**Task**
Scan the material below for lines with the word "title" and reply with how many there are, nothing else.

**Input data**

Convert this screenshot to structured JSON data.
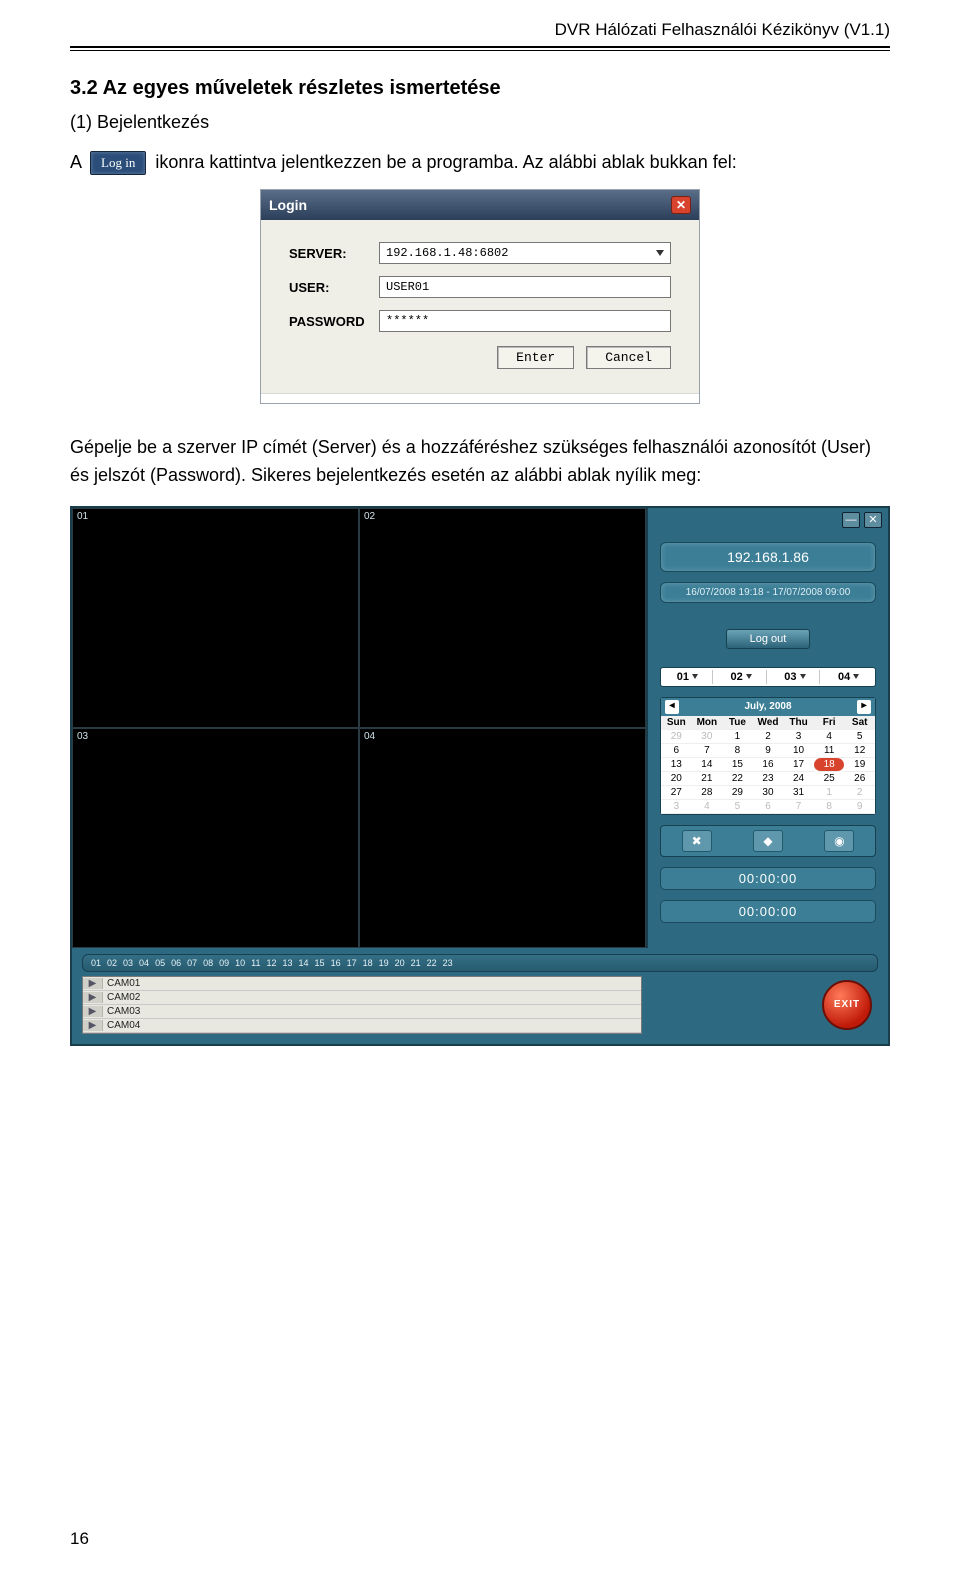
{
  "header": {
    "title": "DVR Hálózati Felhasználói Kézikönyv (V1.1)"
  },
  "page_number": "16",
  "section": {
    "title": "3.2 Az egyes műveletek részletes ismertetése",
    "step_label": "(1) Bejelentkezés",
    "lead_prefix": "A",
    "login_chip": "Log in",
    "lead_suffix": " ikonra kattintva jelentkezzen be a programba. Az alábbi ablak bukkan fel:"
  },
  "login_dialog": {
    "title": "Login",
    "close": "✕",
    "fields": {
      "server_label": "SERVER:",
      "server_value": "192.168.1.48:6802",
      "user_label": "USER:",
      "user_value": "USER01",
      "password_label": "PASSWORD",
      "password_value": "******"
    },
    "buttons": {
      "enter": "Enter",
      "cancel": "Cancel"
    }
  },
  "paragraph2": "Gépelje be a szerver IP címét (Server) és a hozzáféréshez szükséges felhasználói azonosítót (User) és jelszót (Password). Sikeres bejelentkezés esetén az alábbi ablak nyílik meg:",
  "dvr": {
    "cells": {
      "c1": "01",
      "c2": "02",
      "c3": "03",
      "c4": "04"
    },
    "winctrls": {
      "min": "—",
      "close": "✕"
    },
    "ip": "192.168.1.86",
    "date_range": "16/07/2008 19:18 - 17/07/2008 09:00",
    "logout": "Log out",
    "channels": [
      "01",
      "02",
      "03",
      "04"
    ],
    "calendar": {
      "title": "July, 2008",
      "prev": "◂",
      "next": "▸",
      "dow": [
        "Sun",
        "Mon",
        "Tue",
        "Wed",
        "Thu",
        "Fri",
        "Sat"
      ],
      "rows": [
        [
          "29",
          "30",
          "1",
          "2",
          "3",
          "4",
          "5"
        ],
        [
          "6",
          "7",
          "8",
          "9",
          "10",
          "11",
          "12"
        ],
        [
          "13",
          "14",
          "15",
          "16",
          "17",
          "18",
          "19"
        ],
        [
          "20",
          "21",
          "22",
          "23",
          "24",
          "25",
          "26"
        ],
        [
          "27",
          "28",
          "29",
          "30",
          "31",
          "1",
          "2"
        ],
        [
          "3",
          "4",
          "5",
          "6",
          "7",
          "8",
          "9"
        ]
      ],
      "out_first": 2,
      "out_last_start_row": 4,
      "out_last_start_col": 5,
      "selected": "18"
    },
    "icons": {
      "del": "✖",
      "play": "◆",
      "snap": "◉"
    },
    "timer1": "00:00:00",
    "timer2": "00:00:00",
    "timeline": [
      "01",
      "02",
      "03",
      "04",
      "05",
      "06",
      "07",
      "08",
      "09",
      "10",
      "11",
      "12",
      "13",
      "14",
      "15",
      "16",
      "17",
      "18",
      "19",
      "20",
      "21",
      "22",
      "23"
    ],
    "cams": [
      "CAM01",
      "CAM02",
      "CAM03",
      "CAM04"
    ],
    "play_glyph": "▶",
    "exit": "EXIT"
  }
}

**Response area**
4